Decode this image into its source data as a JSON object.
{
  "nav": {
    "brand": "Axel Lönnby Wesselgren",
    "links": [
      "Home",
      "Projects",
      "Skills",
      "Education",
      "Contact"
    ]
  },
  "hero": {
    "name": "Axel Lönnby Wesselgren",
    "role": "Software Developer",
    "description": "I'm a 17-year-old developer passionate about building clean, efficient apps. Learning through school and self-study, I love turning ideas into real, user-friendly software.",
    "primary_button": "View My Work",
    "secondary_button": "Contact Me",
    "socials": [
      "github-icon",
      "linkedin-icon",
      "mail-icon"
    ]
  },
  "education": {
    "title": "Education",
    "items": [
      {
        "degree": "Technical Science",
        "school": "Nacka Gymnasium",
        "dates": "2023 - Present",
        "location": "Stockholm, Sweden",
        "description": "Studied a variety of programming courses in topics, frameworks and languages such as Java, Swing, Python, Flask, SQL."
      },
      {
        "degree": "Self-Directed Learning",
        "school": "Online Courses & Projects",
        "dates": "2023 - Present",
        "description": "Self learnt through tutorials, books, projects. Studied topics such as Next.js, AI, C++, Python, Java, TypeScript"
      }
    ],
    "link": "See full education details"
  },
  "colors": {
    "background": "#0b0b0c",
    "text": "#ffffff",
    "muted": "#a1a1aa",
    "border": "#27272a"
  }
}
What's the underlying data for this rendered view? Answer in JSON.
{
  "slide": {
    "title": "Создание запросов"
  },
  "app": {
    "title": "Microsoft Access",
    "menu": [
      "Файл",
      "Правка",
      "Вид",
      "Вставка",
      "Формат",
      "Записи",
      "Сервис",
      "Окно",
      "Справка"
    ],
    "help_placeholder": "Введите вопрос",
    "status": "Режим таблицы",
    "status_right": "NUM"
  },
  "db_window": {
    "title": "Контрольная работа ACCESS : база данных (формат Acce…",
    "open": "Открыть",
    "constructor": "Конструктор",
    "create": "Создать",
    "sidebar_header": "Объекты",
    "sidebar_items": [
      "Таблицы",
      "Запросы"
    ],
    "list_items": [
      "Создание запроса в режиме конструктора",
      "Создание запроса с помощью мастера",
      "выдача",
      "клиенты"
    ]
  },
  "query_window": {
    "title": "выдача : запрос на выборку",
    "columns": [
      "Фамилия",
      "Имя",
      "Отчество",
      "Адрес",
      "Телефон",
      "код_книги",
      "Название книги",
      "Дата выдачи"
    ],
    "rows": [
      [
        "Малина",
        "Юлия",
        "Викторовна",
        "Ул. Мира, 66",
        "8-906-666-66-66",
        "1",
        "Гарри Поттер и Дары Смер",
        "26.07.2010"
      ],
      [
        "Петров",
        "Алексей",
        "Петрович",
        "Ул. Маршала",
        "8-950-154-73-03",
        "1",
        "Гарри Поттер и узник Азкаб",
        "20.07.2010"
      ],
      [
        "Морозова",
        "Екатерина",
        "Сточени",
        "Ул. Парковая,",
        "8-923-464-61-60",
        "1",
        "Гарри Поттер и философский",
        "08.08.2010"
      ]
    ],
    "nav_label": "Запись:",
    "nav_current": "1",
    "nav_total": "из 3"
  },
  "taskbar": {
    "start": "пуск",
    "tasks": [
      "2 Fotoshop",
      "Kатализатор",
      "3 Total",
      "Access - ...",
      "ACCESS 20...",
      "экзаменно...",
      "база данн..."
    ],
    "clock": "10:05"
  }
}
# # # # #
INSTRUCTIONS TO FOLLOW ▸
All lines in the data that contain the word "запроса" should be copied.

YOUR RESPONSE ▸
      "Создание запроса в режиме конструктора",
      "Создание запроса с помощью мастера",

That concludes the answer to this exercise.